● Input data:
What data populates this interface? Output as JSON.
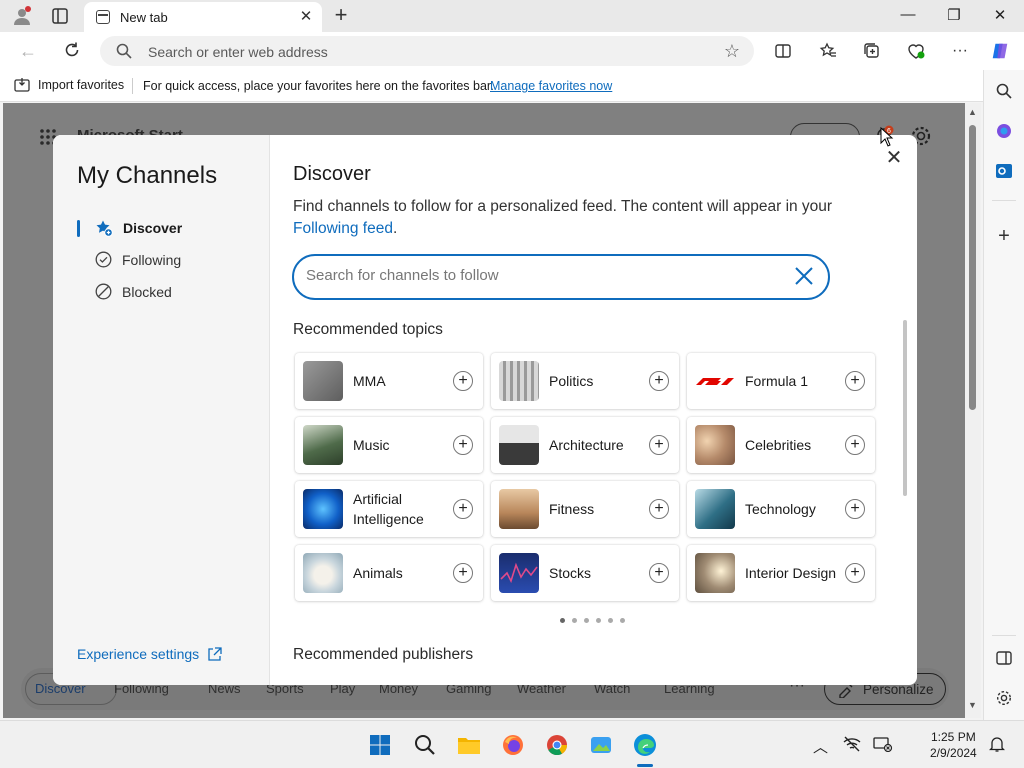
{
  "browser": {
    "tab_title": "New tab",
    "address_placeholder": "Search or enter web address"
  },
  "favorites_bar": {
    "import_label": "Import favorites",
    "message": "For quick access, place your favorites here on the favorites bar.",
    "manage_link": "Manage favorites now"
  },
  "background_page": {
    "brand": "Microsoft Start",
    "bottom_nav": [
      {
        "label": "Discover",
        "active": true
      },
      {
        "label": "Following"
      },
      {
        "label": "News"
      },
      {
        "label": "Sports"
      },
      {
        "label": "Play"
      },
      {
        "label": "Money"
      },
      {
        "label": "Gaming"
      },
      {
        "label": "Weather"
      },
      {
        "label": "Watch"
      },
      {
        "label": "Learning"
      }
    ],
    "more_label": "···",
    "personalize_label": "Personalize",
    "notification_count": "6"
  },
  "modal": {
    "title": "My Channels",
    "nav": [
      {
        "label": "Discover",
        "icon": "star-plus-icon",
        "active": true
      },
      {
        "label": "Following",
        "icon": "check-circle-icon"
      },
      {
        "label": "Blocked",
        "icon": "blocked-icon"
      }
    ],
    "experience_settings": "Experience settings",
    "discover": {
      "title": "Discover",
      "description_prefix": "Find channels to follow for a personalized feed. The content will appear in your ",
      "description_link": "Following feed",
      "description_suffix": ".",
      "search_placeholder": "Search for channels to follow",
      "recommended_topics_title": "Recommended topics",
      "topics": [
        {
          "label": "MMA",
          "color": "#7d7d7d"
        },
        {
          "label": "Politics",
          "color": "#bdbdbd"
        },
        {
          "label": "Formula 1",
          "color": "#e10600"
        },
        {
          "label": "Music",
          "color": "#4f6b4a"
        },
        {
          "label": "Architecture",
          "color": "#3a3a3a"
        },
        {
          "label": "Celebrities",
          "color": "#b58a6a"
        },
        {
          "label": "Artificial Intelligence",
          "color": "#1060c8"
        },
        {
          "label": "Fitness",
          "color": "#b8865a"
        },
        {
          "label": "Technology",
          "color": "#2f6f86"
        },
        {
          "label": "Animals",
          "color": "#c9d6dd"
        },
        {
          "label": "Stocks",
          "color": "#1a2d6e"
        },
        {
          "label": "Interior Design",
          "color": "#a08c74"
        }
      ],
      "carousel_pages": 6,
      "carousel_active": 1,
      "recommended_publishers_title": "Recommended publishers"
    }
  },
  "taskbar": {
    "time": "1:25 PM",
    "date": "2/9/2024"
  },
  "colors": {
    "accent": "#0f6cbd",
    "dim_overlay": "#808080"
  }
}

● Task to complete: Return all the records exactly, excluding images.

● Final answer:
What data populates this interface? Output as JSON.
{
  "browser": {
    "tab_title": "New tab",
    "address_placeholder": "Search or enter web address"
  },
  "favorites_bar": {
    "import_label": "Import favorites",
    "message": "For quick access, place your favorites here on the favorites bar.",
    "manage_link": "Manage favorites now"
  },
  "background_page": {
    "brand": "Microsoft Start",
    "bottom_nav": [
      {
        "label": "Discover",
        "active": true
      },
      {
        "label": "Following"
      },
      {
        "label": "News"
      },
      {
        "label": "Sports"
      },
      {
        "label": "Play"
      },
      {
        "label": "Money"
      },
      {
        "label": "Gaming"
      },
      {
        "label": "Weather"
      },
      {
        "label": "Watch"
      },
      {
        "label": "Learning"
      }
    ],
    "more_label": "···",
    "personalize_label": "Personalize",
    "notification_count": "6"
  },
  "modal": {
    "title": "My Channels",
    "nav": [
      {
        "label": "Discover",
        "icon": "star-plus-icon",
        "active": true
      },
      {
        "label": "Following",
        "icon": "check-circle-icon"
      },
      {
        "label": "Blocked",
        "icon": "blocked-icon"
      }
    ],
    "experience_settings": "Experience settings",
    "discover": {
      "title": "Discover",
      "description_prefix": "Find channels to follow for a personalized feed. The content will appear in your ",
      "description_link": "Following feed",
      "description_suffix": ".",
      "search_placeholder": "Search for channels to follow",
      "recommended_topics_title": "Recommended topics",
      "topics": [
        {
          "label": "MMA",
          "color": "#7d7d7d"
        },
        {
          "label": "Politics",
          "color": "#bdbdbd"
        },
        {
          "label": "Formula 1",
          "color": "#e10600"
        },
        {
          "label": "Music",
          "color": "#4f6b4a"
        },
        {
          "label": "Architecture",
          "color": "#3a3a3a"
        },
        {
          "label": "Celebrities",
          "color": "#b58a6a"
        },
        {
          "label": "Artificial Intelligence",
          "color": "#1060c8"
        },
        {
          "label": "Fitness",
          "color": "#b8865a"
        },
        {
          "label": "Technology",
          "color": "#2f6f86"
        },
        {
          "label": "Animals",
          "color": "#c9d6dd"
        },
        {
          "label": "Stocks",
          "color": "#1a2d6e"
        },
        {
          "label": "Interior Design",
          "color": "#a08c74"
        }
      ],
      "carousel_pages": 6,
      "carousel_active": 1,
      "recommended_publishers_title": "Recommended publishers"
    }
  },
  "taskbar": {
    "time": "1:25 PM",
    "date": "2/9/2024"
  },
  "colors": {
    "accent": "#0f6cbd",
    "dim_overlay": "#808080"
  }
}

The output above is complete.